1, With an turnover sometimes north of $100b, Enron was once one of America’s leading corporations playing in energy (power & gas) and telcoms sectors.
2, Awarded “America’s Most Innovative Company” for 6 consecutive times by Fortune magazine
3, CEO Jeffrey Skilling had a way of hiding the financial losses of the trading business and other operations of the company.
4, The company would build an asset, such as a power plant, and immediately claim the projected profit on its books, even though it hadn’t made one dime from it. If the revenue from the power plant was less than the projected amount, instead of taking the loss, the company would then transfer the asset to an off-the-books corporation, where the loss would go unreported.
5, This practice led to schemes that were designed to hide the losses and make the company appear to be more profitable than it really was. To cope with the mounting liabilities, Andrew Fastow, a rising star who was promoted to CFO in 1998, came up with a deliberate plan to make the company appear to be in sound financial shape, despite the fact that many of its subsidiaries were losing money.
6, After deceiving SEC for many years, the bubble later began to bust around 20001 as a series of suspicious activities began to unfold.
7, After SEC & American Justice ministry investigation, Enron crumbled, and filed for bankruptcy in 2001.
8, Enron’s former star CFO Andrew Fastow pleaded guilty to two counts of fraud for facilitating Enron’s corrupt business practices. He ultimately cut a deal for cooperating with federal authorities and served a four-year sentence, which ended in 2011.
9, Former Enron CEO Jeffrey Skilling received the harshest sentence.. In 2006, Skilling was convicted of conspiracy, fraud, and insider trading. Skilling originally received a 24-year sentence, but in 2013 it was reduced by 10 years. As a part of the new deal, Skilling was required to give $42 million to the victims of the Enron fraud and to cease challenging his conviction. Skilling remains in prison and is scheduled for release on Feb. 21, 2028.
10, Enron’s founder and former CEO Kenneth Lay was convicted of six counts of fraud and conspiracy and four counts of bank fraud. Prior to sentencing, though, he died of a heart attack in Colorado.
11, It was not only the company and its execs that fell, its auditor, Arthur Andersen, also fell with it for signing the accounts of a company with such fraudulent concealment. The conviction was later upturned on appeal, but the stigma never went away. A group of former partners have however bought the name in 2014, creating a firm named Andersen Global.

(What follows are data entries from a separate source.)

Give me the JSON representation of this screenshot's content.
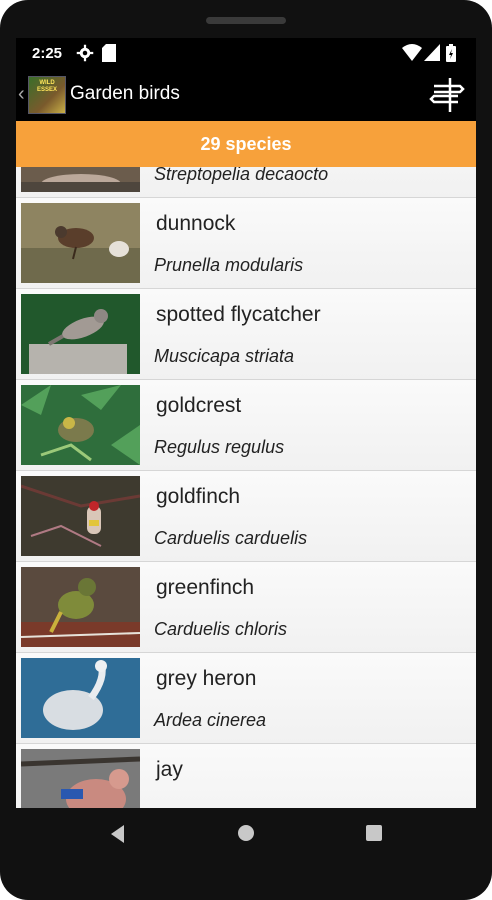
{
  "status": {
    "time": "2:25",
    "icons": [
      "gear-icon",
      "sd-card-icon",
      "wifi-icon",
      "signal-icon",
      "battery-icon"
    ]
  },
  "appbar": {
    "logo_text": "WILD ESSEX",
    "title": "Garden birds",
    "menu_icon": "signpost-icon"
  },
  "subheader": {
    "label": "29 species"
  },
  "species": [
    {
      "common": "",
      "latin": "Streptopelia decaocto"
    },
    {
      "common": "dunnock",
      "latin": "Prunella modularis"
    },
    {
      "common": "spotted flycatcher",
      "latin": "Muscicapa striata"
    },
    {
      "common": "goldcrest",
      "latin": "Regulus regulus"
    },
    {
      "common": "goldfinch",
      "latin": "Carduelis carduelis"
    },
    {
      "common": "greenfinch",
      "latin": "Carduelis chloris"
    },
    {
      "common": "grey heron",
      "latin": "Ardea cinerea"
    },
    {
      "common": "jay",
      "latin": ""
    }
  ],
  "colors": {
    "accent": "#f7a13b",
    "appbar": "#000000",
    "list_bg": "#f5f5f5"
  }
}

12, Enron’s fall was the biggest corporate fall in the world as at that time. It is now 4th behind WorldCom, Lehman Brothers, and Washington Mutual.
13, Till today, some companies are still reeling from the damage caused by Enron. Most recently, in March 2017, a judge granted a Toronto-based investment firm the right to sue former Enron CEO Jeffery Skilling, Credit Suisse Group AG, Deutsche Bank AG and Bank of America’s Merrill Lynch unit over losses incurred by purchasing Enron shares.